Problem:
Which lines in the records below hold the word "shinei"? Copy each of them.

Interface dataset entries

-------

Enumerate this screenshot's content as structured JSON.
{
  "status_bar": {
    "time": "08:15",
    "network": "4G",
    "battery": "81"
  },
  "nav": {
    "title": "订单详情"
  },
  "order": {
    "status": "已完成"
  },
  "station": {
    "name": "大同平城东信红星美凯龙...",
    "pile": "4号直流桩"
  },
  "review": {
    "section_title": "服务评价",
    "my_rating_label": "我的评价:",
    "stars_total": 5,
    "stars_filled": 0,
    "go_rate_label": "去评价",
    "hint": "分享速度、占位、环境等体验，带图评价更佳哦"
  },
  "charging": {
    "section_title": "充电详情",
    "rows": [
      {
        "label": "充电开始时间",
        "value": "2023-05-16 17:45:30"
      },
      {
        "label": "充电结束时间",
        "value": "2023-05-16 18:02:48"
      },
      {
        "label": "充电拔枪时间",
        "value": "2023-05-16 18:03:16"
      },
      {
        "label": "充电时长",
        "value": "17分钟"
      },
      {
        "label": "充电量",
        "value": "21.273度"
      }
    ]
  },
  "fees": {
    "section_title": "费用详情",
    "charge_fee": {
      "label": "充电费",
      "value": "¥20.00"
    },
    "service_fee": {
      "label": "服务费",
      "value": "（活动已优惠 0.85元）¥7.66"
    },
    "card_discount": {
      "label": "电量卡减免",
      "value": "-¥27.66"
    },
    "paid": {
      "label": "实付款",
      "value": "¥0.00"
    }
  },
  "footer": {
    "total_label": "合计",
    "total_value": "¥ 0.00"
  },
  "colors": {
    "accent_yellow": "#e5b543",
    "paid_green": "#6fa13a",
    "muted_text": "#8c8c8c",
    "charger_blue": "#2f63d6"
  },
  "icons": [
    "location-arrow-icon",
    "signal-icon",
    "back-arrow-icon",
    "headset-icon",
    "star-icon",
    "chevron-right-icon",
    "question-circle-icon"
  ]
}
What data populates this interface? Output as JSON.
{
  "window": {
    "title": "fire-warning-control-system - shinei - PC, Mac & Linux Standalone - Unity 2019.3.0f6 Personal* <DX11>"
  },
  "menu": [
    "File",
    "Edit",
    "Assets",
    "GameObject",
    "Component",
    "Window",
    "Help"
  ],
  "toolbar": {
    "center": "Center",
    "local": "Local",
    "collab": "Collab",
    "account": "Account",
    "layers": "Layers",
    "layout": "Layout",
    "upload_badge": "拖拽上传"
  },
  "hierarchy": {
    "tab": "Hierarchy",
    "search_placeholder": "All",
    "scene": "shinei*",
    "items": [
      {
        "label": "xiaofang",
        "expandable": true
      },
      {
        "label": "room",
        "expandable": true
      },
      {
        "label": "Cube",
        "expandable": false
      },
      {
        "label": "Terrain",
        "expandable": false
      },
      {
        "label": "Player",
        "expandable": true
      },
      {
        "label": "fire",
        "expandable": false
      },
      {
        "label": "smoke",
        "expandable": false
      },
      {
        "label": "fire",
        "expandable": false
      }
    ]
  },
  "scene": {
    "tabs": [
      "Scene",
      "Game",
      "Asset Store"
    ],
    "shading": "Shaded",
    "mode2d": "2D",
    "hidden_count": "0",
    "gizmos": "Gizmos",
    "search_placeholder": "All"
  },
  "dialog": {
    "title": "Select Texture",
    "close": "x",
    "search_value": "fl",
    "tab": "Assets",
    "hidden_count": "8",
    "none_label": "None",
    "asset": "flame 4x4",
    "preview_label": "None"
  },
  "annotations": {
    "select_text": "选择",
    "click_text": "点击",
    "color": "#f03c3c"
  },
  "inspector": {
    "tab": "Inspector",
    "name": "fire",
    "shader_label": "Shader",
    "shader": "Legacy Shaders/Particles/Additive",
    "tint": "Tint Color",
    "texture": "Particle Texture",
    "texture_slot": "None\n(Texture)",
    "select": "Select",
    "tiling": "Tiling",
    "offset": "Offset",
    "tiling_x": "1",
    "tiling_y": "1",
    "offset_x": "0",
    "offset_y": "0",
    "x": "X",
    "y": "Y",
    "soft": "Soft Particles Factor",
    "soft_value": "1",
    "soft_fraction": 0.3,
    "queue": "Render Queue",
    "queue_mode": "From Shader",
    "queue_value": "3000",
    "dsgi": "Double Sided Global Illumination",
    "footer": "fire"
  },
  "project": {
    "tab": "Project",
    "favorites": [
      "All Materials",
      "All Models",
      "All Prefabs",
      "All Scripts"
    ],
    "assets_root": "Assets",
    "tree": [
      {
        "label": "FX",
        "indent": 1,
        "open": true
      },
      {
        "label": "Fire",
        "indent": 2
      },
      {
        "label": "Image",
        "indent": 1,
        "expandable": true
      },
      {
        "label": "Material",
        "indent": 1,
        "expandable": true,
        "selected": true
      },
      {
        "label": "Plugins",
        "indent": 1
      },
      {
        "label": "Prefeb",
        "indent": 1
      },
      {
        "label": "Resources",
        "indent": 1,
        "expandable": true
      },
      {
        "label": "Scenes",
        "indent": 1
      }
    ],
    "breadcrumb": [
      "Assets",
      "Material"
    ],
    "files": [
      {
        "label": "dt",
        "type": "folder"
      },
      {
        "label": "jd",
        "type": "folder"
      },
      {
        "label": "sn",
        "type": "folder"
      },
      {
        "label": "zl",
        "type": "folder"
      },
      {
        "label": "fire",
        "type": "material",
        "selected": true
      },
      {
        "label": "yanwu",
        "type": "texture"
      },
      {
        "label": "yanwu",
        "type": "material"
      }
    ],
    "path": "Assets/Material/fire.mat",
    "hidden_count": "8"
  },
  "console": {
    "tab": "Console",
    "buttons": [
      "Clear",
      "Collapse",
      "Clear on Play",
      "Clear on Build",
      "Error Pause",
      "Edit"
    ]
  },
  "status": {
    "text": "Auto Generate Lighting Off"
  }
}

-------

Exercise solution:
    "title": "fire-warning-control-system - shinei - PC, Mac & Linux Standalone - Unity 2019.3.0f6 Personal* <DX11>"
    "scene": "shinei*",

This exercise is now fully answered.